A recent New York Times article highlights the way in which Southeast Asia is poised to take over as a driver of global economic growth after years of being under China’s shadow. The recently created ASEAN Economic Community includes a population of 600 million and approximately $1.3 trillion in combined GDP.
Key growth drivers are forecast to be the Philippines, Indonesia, and Vietnam, with the latter country getting over headwinds caused by anti-Chinese riots related to China’s placement of an oil rig in contested waters. This has pushed Vietnam, which is highly reliant on China as a trade partner, toward a Trans-Pacific Partnership spearheaded by the United States.
Less exposed to China, the Philippines has a different challenge to circumvent focused on rebuilding ports, roads, and critical infrastructure. Close collaboration with development partners, including South Korea, Japan, and the World Bank, are seen as critical in getting the Philippines into a position where it can thrive economically.
Stephen M. Timms is the vice president of strategic programs for the International Golden Group (IGG), a strategic defense company located in Abu Dhabi. Previous to his employment with IGG, Stephen M. Timms lived and worked in the Asia-Pacific region. Awareness of certain business etiquette rules can help foreign professionals working in Asia maintain politeness and make a good impression on local business leaders.
Accepting business cards: Business people in Asian countries consider the exchange of business cards an opportunity to show respect.
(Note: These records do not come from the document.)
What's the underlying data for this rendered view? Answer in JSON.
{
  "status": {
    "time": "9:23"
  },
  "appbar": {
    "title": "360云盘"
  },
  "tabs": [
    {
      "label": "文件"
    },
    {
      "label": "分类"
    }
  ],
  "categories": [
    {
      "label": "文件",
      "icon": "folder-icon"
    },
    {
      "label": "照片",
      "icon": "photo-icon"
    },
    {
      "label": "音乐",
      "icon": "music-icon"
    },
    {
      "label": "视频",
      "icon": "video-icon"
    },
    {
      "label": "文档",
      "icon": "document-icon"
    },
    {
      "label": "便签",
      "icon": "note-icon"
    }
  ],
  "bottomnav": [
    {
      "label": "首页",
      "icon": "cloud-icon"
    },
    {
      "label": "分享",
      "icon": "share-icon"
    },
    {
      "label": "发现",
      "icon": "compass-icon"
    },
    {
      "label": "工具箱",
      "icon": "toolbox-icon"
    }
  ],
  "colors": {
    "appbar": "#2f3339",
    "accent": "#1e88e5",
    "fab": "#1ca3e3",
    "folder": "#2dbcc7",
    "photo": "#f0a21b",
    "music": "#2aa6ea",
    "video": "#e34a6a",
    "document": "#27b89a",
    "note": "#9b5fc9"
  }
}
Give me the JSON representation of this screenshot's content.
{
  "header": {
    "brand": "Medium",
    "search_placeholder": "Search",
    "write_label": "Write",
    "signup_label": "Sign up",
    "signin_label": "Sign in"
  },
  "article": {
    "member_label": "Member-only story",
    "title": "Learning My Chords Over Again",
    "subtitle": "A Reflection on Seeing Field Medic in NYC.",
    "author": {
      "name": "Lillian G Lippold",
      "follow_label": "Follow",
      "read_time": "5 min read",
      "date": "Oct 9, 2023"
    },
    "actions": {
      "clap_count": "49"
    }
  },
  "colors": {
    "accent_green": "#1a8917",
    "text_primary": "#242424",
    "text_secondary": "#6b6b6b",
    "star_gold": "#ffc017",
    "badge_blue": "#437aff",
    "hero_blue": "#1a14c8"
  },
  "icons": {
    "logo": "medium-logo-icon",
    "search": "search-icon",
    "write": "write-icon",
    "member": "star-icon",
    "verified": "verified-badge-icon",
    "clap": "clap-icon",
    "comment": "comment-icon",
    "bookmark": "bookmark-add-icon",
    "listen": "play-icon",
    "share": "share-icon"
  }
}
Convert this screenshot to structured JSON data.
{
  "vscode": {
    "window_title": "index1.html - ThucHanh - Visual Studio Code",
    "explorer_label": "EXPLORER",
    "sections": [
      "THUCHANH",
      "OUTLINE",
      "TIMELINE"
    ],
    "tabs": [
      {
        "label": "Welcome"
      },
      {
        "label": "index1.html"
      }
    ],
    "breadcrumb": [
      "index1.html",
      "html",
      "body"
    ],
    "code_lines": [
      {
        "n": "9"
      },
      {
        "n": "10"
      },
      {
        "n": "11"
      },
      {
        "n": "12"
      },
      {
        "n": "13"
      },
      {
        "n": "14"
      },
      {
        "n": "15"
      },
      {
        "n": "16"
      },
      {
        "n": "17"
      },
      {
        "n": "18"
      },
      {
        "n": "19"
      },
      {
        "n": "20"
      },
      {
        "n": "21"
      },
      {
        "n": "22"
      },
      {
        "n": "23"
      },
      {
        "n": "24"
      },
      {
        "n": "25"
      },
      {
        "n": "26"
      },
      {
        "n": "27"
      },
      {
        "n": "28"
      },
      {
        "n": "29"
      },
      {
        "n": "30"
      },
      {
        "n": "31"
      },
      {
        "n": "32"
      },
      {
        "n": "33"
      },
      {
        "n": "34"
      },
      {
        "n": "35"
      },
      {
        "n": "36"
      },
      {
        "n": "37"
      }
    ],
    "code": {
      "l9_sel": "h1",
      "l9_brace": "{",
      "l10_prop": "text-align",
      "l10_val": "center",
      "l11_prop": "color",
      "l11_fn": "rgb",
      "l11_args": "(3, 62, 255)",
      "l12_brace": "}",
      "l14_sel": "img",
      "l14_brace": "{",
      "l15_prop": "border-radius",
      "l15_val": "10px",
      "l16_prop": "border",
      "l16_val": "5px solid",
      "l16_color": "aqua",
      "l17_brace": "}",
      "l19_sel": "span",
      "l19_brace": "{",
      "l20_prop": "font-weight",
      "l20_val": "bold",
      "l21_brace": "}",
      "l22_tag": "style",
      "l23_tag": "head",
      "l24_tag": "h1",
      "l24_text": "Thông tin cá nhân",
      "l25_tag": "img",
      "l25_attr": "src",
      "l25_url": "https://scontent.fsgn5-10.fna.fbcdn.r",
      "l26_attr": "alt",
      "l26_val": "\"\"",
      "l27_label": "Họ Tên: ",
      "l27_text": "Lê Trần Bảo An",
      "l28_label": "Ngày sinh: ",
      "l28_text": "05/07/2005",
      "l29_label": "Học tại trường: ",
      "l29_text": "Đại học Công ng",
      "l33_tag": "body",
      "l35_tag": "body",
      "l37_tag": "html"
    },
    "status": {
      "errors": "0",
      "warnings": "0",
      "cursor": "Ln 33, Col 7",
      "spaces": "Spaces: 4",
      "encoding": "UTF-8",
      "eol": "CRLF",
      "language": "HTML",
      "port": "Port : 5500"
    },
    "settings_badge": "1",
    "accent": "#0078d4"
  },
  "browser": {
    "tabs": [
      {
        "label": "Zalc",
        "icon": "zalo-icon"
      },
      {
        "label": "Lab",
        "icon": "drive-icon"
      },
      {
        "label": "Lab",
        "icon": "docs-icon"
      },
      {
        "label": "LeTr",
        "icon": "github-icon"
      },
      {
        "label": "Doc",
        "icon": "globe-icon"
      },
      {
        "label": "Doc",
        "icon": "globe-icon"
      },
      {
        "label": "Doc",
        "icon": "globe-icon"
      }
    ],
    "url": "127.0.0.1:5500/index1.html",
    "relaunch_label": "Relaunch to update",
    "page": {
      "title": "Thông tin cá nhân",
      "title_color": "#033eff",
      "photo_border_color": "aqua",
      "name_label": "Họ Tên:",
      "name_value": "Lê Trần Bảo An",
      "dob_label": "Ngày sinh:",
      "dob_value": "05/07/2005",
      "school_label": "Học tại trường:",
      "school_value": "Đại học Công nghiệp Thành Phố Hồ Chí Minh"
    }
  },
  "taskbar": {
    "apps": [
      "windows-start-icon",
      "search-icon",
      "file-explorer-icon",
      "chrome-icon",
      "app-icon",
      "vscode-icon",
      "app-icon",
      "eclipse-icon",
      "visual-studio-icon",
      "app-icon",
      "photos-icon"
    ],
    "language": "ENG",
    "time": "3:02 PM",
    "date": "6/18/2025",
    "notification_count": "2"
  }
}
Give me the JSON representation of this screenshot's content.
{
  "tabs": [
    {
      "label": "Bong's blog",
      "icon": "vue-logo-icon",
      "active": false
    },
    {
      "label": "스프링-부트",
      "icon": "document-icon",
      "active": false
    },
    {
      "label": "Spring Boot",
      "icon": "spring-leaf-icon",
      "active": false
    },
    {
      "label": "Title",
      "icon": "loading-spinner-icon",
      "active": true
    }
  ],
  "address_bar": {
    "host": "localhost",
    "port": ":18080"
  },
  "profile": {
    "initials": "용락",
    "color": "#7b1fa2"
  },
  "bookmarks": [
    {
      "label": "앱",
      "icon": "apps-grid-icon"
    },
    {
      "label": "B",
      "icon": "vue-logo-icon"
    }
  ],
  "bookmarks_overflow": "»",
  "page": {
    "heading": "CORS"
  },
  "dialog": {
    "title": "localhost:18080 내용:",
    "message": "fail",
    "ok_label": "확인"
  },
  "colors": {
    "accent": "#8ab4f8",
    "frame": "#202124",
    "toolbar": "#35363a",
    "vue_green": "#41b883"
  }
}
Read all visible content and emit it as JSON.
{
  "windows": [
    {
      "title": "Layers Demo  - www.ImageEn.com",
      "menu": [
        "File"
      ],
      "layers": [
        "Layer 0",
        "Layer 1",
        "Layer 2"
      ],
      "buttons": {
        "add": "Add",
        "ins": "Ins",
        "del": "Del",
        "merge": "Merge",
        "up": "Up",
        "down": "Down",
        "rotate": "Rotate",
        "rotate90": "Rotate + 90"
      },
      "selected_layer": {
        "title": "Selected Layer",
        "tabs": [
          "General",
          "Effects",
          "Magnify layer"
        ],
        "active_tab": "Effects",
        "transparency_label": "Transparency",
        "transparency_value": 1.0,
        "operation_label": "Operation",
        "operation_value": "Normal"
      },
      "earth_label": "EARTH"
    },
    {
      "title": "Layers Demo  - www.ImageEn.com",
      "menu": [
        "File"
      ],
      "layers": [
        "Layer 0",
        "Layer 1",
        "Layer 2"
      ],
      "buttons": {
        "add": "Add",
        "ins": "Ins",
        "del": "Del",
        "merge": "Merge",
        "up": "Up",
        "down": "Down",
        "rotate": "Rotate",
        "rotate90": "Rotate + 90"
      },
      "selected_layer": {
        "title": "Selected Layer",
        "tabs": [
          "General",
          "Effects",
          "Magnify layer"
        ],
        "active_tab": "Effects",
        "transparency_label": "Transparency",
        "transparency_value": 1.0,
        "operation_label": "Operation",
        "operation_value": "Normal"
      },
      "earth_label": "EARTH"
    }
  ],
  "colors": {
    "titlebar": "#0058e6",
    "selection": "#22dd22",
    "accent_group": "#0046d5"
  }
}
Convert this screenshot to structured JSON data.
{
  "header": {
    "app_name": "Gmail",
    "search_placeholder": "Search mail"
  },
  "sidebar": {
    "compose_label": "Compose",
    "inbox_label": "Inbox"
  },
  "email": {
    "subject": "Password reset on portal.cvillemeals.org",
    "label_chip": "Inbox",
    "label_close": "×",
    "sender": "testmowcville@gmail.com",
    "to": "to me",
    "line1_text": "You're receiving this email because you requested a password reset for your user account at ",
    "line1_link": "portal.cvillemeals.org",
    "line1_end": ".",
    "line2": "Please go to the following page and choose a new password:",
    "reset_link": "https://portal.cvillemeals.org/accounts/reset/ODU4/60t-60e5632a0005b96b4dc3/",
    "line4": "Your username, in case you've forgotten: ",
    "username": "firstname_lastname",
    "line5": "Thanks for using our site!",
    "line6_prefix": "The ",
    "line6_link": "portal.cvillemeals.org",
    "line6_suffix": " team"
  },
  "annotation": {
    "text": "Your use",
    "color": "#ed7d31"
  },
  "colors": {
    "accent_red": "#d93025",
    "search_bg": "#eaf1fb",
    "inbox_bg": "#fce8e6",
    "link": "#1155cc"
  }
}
A business card should always be presented with two hands. If you are the recipient of a business card, it is important to give the card several seconds of inspection before putting it in your wallet or card holder. Taking a business card and storing it away without examining it first is considered poor manners.
Punctuality: Being late to a business appointment is a serious sign of disrespect throughout Asian countries. Foreigners who do business in Asia should always plan ahead to give themselves more time than they think is necessary to arrive punctually for a meeting.
Professional demeanor: Business executives across the Asian continent are known for their composure, and do not indulge in visible anger or contentious actions. Many businesspeople of Asia place a high value on respecting others, even those with whom they disagree. Avoid raising your voice, using excessive hand gestures, or expressing discontent in an undiplomatic way.